The days are getting much shorter, the wind is blowing much colder. The heat of the drying shed is a welcome respite from the cold in the shadows. The carefully stacked firewood is a comforting sight. Spring is a long way off.

The long, cold and dreary days of winter will soon be here. Time soon to lounge by the fire and peruse seed catalogues. But for today the sun is warm on my face. I think I'll sit and enjoy it a bit longer.

Happy Weeding, Happy Garden and the Humus Among Us

Notes From the Gardener



The Memorial Day weekend is generally understood in our area as the advent of the tourist season. Soon the roadways will be bursting to capacity with visitors coming to enjoy for a few days what we who live here can enjoy throughout the seasons. To the merchants, this influx of people is a godsend. To many residents it is simply a big pain. It is all in the eyes of the beholder. In the eyes of this gardener the arrival of the tourists is analogous to the arrival of the weeds. All of a sudden they're everywhere.
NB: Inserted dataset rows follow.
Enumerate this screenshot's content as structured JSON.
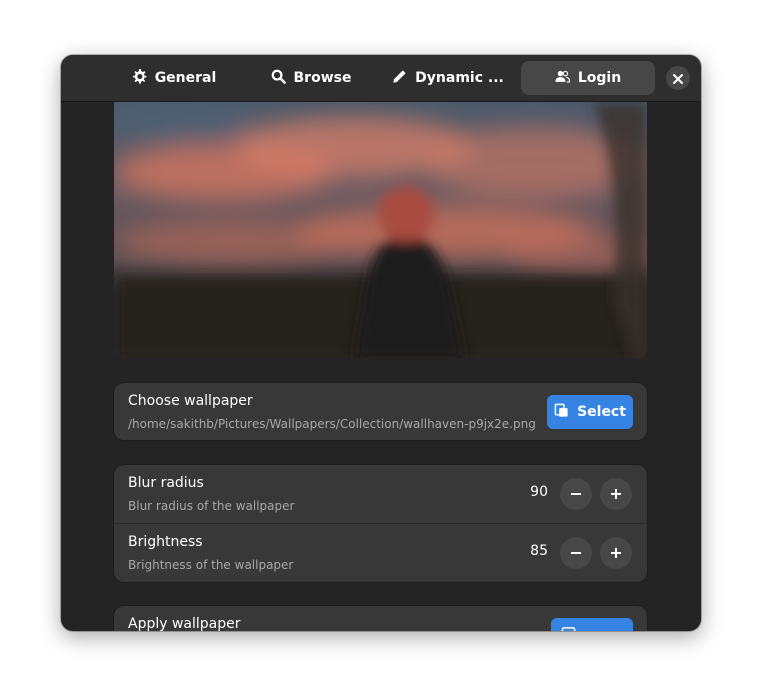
{
  "tabs": [
    {
      "label": "General",
      "icon": "gear-icon"
    },
    {
      "label": "Browse",
      "icon": "search-icon"
    },
    {
      "label": "Dynamic ...",
      "icon": "pencil-icon"
    },
    {
      "label": "Login",
      "icon": "users-icon",
      "active": true
    }
  ],
  "close_icon": "close-icon",
  "choose": {
    "title": "Choose wallpaper",
    "path": "/home/sakithb/Pictures/Wallpapers/Collection/wallhaven-p9jx2e.png",
    "button": "Select"
  },
  "blur": {
    "title": "Blur radius",
    "subtitle": "Blur radius of the wallpaper",
    "value": "90"
  },
  "brightness": {
    "title": "Brightness",
    "subtitle": "Brightness of the wallpaper",
    "value": "85"
  },
  "apply": {
    "title": "Apply wallpaper"
  },
  "colors": {
    "accent": "#3584e4",
    "window_bg": "#242424",
    "card_bg": "#383838",
    "headerbar": "#2e2e2e"
  }
}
Since no garden can produce a crop left unprotected from the onslaught of the weeds, "weeding" is a primary chore of each and every gardener. I don't suppose that even the longest stretch of the imagination can make weeding fun, but regarding weeds in a different light can make the chore less tedious. Let me begin to explain by offering you Penny's definition of a weed. She says, "A weed is simply a plant growing where you don't want it to grow". Now, since I am the one who does the weeding at this farm, I might accuse Penny of seeing nature through an optimistic, rose-colored fog, but her definition is right on the mark. A weed is only a threat to a garden crop if by proximity it competes for water, sunlight and nourishment. Otherwise, weeds serve an ecological purpose, provide beauty and can be used as food.

If you've ever witnessed a piece of land razed and stripped of its topsoil, the first plants to appear are the deep, fleshy rooted ones like plantain, dandelion, chicory or mullein. Those deep roots help prevent erosion and as they die back those fleshy roots add humus to the soil. This is nature's first step in recreating the topsoil. Many of the "weeds" serve the gardener well by acting as host plants to the many beneficial insects. Lacewings like the nettles and lamb's-quarters. Predatory wasps are attracted to umbel flowers like those of the wild carrot, Queen Anne's Lace. Evening Primrose is always allowed to grow here and there on this farm because Japanese beetles are so attracted to this "weed" that they ignore crop plants that they might not otherwise.

Weeds. Beauty. Can the two words appear together? Yarrow, daisies, black-eyed Susans, buttercups and purple loosestrife all appear on lists of weeds. No! They're wildflowers, you say. Again.....the eye of the beholder. What artist has ever captured the haunting blue of a chicory flower? Let some milkweed grow in the garden and you'll enjoy the flitting of the monarch butterfly all summer long. Maybe you'll be fortunate enough to see dozens of migrating monarchs gather on an autumn aster that you decided not to pull as a weed months before.

Salad lovers are always looking for a new ingredient to add variety and zest. Lamb's quarters, purslane and chickweed are all common garden weeds that are quite tasty and nutritious. All we have to do is learn to recognize them as food.

Regarding weeds with new understanding may never make weeding an adventure, but perhaps a little less burdensome. HAPPY WEEDING!